19th Century vampire hunting kit!
A 19th-century vampire hunting kit typically included items like wooden stakes, a mallet, holy water, crucifixes, garlic, a mirror, and sometimes a firearm. These kits were more of a novelty or folklore-inspired creation rather than practical tools, as belief in vampires varied widely during that time. They’re now sought after as collector’s items, reflecting historical superstitions and cultural trends.
Some kits also featured handwritten instructions or prayers to aid in the vampire-hunting process. The inclusion of religious artifacts like crosses and holy water reflected the belief that these could repel or destroy vampires according to folklore. However, it’s important to note that these kits were likely created for entertainment purposes or as curiosities rather than being used seriously for vampire hunting. They offer a glimpse into the superstitions and fears of the past.
The kits often came in ornate wooden boxes or leather cases, adding to their mystique.
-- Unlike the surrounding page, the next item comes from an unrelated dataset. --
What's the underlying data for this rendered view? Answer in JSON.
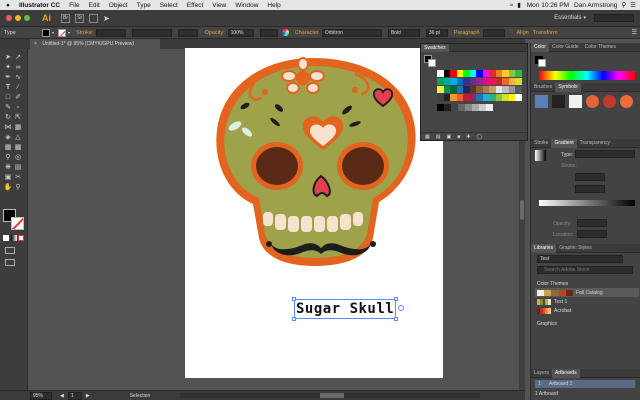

Some contained additional items like silver bullets, mirrors to reveal a vampire’s lack of reflection, and small vials for collecting samples. Despite the elaborate nature of these kits, historical evidence supporting the existence of organized vampire hunting in the 19th century is scarce, suggesting that these kits were more of a reflection of popular culture and folklore than practical tools for combating supernatural creatures.
If you ask for the origin?..
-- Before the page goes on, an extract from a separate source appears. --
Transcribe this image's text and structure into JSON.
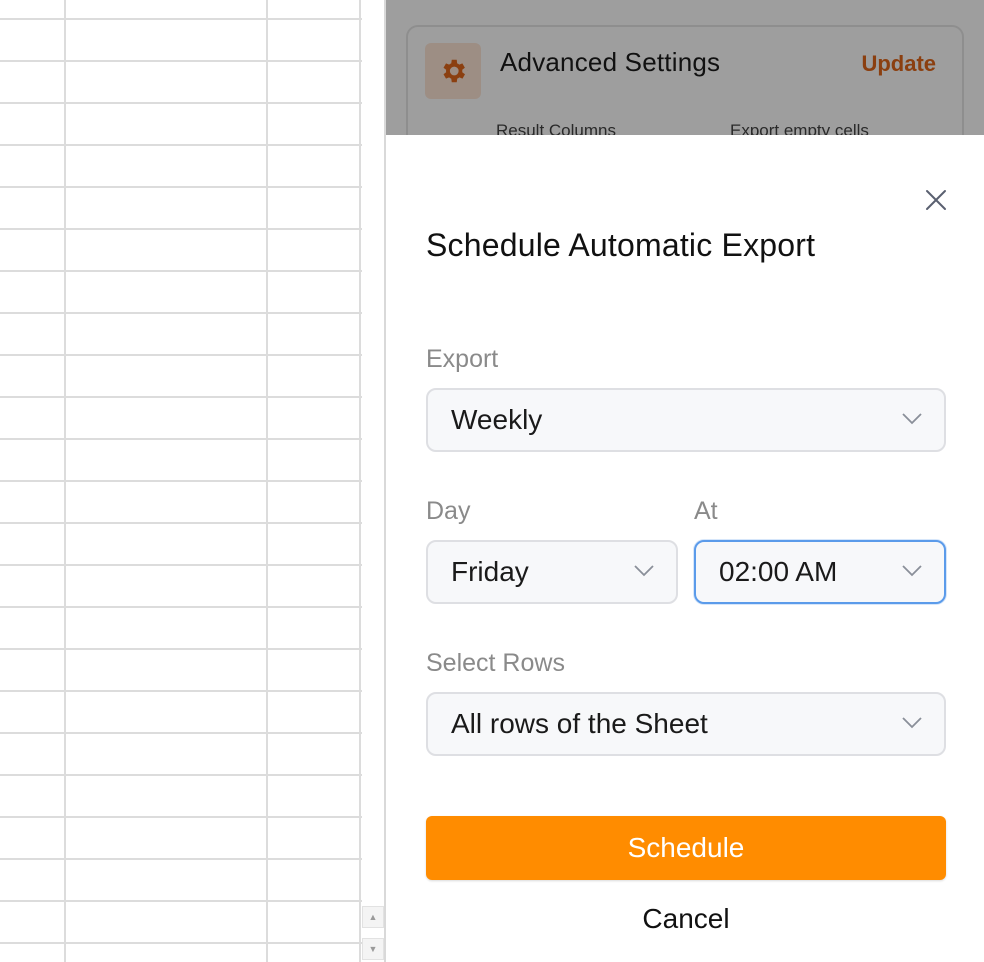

Vampire hunting kits emerged in various European countries during the 19th century, but there isn’t a specific country of origin for these kits. They were likely created in response to the vampire folklore and legends that were prevalent across Europe at the time. The kits served more as a reflection of the cultural beliefs and fears surrounding vampires rather than being tied to a particular country’s tradition.